[Collected data]
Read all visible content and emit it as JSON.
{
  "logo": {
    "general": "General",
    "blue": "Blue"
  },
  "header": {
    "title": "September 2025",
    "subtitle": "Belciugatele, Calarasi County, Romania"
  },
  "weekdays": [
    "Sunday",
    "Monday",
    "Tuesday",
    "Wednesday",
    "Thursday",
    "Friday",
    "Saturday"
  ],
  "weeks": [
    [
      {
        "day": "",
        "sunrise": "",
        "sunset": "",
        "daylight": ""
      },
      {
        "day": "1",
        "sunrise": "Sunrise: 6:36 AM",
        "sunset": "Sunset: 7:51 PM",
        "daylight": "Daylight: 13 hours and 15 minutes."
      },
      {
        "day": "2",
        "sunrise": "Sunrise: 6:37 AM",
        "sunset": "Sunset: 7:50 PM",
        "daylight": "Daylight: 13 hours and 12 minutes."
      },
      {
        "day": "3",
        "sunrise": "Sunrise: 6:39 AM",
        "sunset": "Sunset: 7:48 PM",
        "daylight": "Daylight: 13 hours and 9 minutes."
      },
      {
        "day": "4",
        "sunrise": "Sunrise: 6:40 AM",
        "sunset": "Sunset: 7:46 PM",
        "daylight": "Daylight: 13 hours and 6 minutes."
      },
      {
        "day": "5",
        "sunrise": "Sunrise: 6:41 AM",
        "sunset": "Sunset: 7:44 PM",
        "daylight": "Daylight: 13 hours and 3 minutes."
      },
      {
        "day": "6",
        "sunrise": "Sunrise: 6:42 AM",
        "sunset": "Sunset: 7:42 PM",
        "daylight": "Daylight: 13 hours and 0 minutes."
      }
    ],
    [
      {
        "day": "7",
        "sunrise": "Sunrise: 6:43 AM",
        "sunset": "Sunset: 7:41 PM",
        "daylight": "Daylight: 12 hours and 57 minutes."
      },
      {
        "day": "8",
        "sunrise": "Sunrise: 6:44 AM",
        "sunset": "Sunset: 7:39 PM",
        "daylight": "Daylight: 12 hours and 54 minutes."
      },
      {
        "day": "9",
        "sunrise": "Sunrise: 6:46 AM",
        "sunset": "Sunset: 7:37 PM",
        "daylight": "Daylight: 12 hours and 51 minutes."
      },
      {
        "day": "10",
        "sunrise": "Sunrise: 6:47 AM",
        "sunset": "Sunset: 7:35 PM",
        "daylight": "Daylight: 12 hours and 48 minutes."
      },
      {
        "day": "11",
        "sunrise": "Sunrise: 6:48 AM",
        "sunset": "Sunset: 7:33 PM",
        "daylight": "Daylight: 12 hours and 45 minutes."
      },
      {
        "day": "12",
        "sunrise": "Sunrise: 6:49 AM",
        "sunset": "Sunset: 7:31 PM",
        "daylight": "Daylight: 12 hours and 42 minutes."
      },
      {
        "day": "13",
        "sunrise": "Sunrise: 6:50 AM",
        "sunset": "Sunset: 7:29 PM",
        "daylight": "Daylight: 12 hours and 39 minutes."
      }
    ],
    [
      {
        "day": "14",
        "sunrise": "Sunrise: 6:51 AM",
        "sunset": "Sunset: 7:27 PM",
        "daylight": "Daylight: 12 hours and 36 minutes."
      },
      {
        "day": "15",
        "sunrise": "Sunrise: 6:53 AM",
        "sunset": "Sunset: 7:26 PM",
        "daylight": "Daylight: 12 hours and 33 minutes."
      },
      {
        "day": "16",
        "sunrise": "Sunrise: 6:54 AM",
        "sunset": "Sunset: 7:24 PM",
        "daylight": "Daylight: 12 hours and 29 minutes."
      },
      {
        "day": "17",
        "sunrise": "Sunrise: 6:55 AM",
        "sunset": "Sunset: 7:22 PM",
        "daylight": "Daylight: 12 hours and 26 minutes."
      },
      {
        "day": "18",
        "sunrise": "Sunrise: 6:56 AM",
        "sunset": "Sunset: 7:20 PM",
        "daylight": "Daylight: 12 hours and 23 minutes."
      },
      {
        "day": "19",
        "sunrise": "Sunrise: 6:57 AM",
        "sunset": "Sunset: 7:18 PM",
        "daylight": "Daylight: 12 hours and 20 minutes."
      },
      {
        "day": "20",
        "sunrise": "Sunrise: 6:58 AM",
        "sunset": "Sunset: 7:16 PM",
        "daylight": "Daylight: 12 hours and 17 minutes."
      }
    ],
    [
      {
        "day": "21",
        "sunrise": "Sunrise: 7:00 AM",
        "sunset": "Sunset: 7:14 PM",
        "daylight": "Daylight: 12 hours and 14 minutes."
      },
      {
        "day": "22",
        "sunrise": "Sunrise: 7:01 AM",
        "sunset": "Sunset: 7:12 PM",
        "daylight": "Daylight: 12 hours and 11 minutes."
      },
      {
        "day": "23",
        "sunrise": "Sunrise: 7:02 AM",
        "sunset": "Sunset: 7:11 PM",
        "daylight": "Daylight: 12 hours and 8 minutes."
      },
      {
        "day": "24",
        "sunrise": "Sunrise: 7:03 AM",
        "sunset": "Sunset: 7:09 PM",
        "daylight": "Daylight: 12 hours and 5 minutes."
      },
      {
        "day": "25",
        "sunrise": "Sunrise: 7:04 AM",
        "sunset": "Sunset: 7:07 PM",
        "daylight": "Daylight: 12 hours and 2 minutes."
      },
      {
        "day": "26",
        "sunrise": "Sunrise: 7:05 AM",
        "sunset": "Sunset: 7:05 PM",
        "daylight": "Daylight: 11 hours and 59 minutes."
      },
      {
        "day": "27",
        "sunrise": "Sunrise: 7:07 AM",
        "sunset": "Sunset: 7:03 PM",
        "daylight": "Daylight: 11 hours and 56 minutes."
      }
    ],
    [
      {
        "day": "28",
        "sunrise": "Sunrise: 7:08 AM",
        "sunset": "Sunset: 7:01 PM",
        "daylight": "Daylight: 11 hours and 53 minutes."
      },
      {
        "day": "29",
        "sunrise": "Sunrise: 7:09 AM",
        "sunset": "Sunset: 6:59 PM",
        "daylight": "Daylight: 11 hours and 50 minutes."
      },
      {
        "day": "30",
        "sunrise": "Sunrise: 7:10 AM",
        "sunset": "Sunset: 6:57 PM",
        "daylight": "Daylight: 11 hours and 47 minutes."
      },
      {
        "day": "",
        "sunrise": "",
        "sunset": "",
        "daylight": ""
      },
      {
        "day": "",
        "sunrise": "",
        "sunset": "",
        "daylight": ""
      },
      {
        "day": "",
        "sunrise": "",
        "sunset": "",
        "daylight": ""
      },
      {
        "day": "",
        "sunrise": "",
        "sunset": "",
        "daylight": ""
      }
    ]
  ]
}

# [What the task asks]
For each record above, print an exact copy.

# [Solution to this problem]
Read all visible content and emit it as JSON.
{
  "logo": {
    "general": "General",
    "blue": "Blue"
  },
  "header": {
    "title": "September 2025",
    "subtitle": "Belciugatele, Calarasi County, Romania"
  },
  "weekdays": [
    "Sunday",
    "Monday",
    "Tuesday",
    "Wednesday",
    "Thursday",
    "Friday",
    "Saturday"
  ],
  "weeks": [
    [
      {
        "day": "",
        "sunrise": "",
        "sunset": "",
        "daylight": ""
      },
      {
        "day": "1",
        "sunrise": "Sunrise: 6:36 AM",
        "sunset": "Sunset: 7:51 PM",
        "daylight": "Daylight: 13 hours and 15 minutes."
      },
      {
        "day": "2",
        "sunrise": "Sunrise: 6:37 AM",
        "sunset": "Sunset: 7:50 PM",
        "daylight": "Daylight: 13 hours and 12 minutes."
      },
      {
        "day": "3",
        "sunrise": "Sunrise: 6:39 AM",
        "sunset": "Sunset: 7:48 PM",
        "daylight": "Daylight: 13 hours and 9 minutes."
      },
      {
        "day": "4",
        "sunrise": "Sunrise: 6:40 AM",
        "sunset": "Sunset: 7:46 PM",
        "daylight": "Daylight: 13 hours and 6 minutes."
      },
      {
        "day": "5",
        "sunrise": "Sunrise: 6:41 AM",
        "sunset": "Sunset: 7:44 PM",
        "daylight": "Daylight: 13 hours and 3 minutes."
      },
      {
        "day": "6",
        "sunrise": "Sunrise: 6:42 AM",
        "sunset": "Sunset: 7:42 PM",
        "daylight": "Daylight: 13 hours and 0 minutes."
      }
    ],
    [
      {
        "day": "7",
        "sunrise": "Sunrise: 6:43 AM",
        "sunset": "Sunset: 7:41 PM",
        "daylight": "Daylight: 12 hours and 57 minutes."
      },
      {
        "day": "8",
        "sunrise": "Sunrise: 6:44 AM",
        "sunset": "Sunset: 7:39 PM",
        "daylight": "Daylight: 12 hours and 54 minutes."
      },
      {
        "day": "9",
        "sunrise": "Sunrise: 6:46 AM",
        "sunset": "Sunset: 7:37 PM",
        "daylight": "Daylight: 12 hours and 51 minutes."
      },
      {
        "day": "10",
        "sunrise": "Sunrise: 6:47 AM",
        "sunset": "Sunset: 7:35 PM",
        "daylight": "Daylight: 12 hours and 48 minutes."
      },
      {
        "day": "11",
        "sunrise": "Sunrise: 6:48 AM",
        "sunset": "Sunset: 7:33 PM",
        "daylight": "Daylight: 12 hours and 45 minutes."
      },
      {
        "day": "12",
        "sunrise": "Sunrise: 6:49 AM",
        "sunset": "Sunset: 7:31 PM",
        "daylight": "Daylight: 12 hours and 42 minutes."
      },
      {
        "day": "13",
        "sunrise": "Sunrise: 6:50 AM",
        "sunset": "Sunset: 7:29 PM",
        "daylight": "Daylight: 12 hours and 39 minutes."
      }
    ],
    [
      {
        "day": "14",
        "sunrise": "Sunrise: 6:51 AM",
        "sunset": "Sunset: 7:27 PM",
        "daylight": "Daylight: 12 hours and 36 minutes."
      },
      {
        "day": "15",
        "sunrise": "Sunrise: 6:53 AM",
        "sunset": "Sunset: 7:26 PM",
        "daylight": "Daylight: 12 hours and 33 minutes."
      },
      {
        "day": "16",
        "sunrise": "Sunrise: 6:54 AM",
        "sunset": "Sunset: 7:24 PM",
        "daylight": "Daylight: 12 hours and 29 minutes."
      },
      {
        "day": "17",
        "sunrise": "Sunrise: 6:55 AM",
        "sunset": "Sunset: 7:22 PM",
        "daylight": "Daylight: 12 hours and 26 minutes."
      },
      {
        "day": "18",
        "sunrise": "Sunrise: 6:56 AM",
        "sunset": "Sunset: 7:20 PM",
        "daylight": "Daylight: 12 hours and 23 minutes."
      },
      {
        "day": "19",
        "sunrise": "Sunrise: 6:57 AM",
        "sunset": "Sunset: 7:18 PM",
        "daylight": "Daylight: 12 hours and 20 minutes."
      },
      {
        "day": "20",
        "sunrise": "Sunrise: 6:58 AM",
        "sunset": "Sunset: 7:16 PM",
        "daylight": "Daylight: 12 hours and 17 minutes."
      }
    ],
    [
      {
        "day": "21",
        "sunrise": "Sunrise: 7:00 AM",
        "sunset": "Sunset: 7:14 PM",
        "daylight": "Daylight: 12 hours and 14 minutes."
      },
      {
        "day": "22",
        "sunrise": "Sunrise: 7:01 AM",
        "sunset": "Sunset: 7:12 PM",
        "daylight": "Daylight: 12 hours and 11 minutes."
      },
      {
        "day": "23",
        "sunrise": "Sunrise: 7:02 AM",
        "sunset": "Sunset: 7:11 PM",
        "daylight": "Daylight: 12 hours and 8 minutes."
      },
      {
        "day": "24",
        "sunrise": "Sunrise: 7:03 AM",
        "sunset": "Sunset: 7:09 PM",
        "daylight": "Daylight: 12 hours and 5 minutes."
      },
      {
        "day": "25",
        "sunrise": "Sunrise: 7:04 AM",
        "sunset": "Sunset: 7:07 PM",
        "daylight": "Daylight: 12 hours and 2 minutes."
      },
      {
        "day": "26",
        "sunrise": "Sunrise: 7:05 AM",
        "sunset": "Sunset: 7:05 PM",
        "daylight": "Daylight: 11 hours and 59 minutes."
      },
      {
        "day": "27",
        "sunrise": "Sunrise: 7:07 AM",
        "sunset": "Sunset: 7:03 PM",
        "daylight": "Daylight: 11 hours and 56 minutes."
      }
    ],
    [
      {
        "day": "28",
        "sunrise": "Sunrise: 7:08 AM",
        "sunset": "Sunset: 7:01 PM",
        "daylight": "Daylight: 11 hours and 53 minutes."
      },
      {
        "day": "29",
        "sunrise": "Sunrise: 7:09 AM",
        "sunset": "Sunset: 6:59 PM",
        "daylight": "Daylight: 11 hours and 50 minutes."
      },
      {
        "day": "30",
        "sunrise": "Sunrise: 7:10 AM",
        "sunset": "Sunset: 6:57 PM",
        "daylight": "Daylight: 11 hours and 47 minutes."
      },
      {
        "day": "",
        "sunrise": "",
        "sunset": "",
        "daylight": ""
      },
      {
        "day": "",
        "sunrise": "",
        "sunset": "",
        "daylight": ""
      },
      {
        "day": "",
        "sunrise": "",
        "sunset": "",
        "daylight": ""
      },
      {
        "day": "",
        "sunrise": "",
        "sunset": "",
        "daylight": ""
      }
    ]
  ]
}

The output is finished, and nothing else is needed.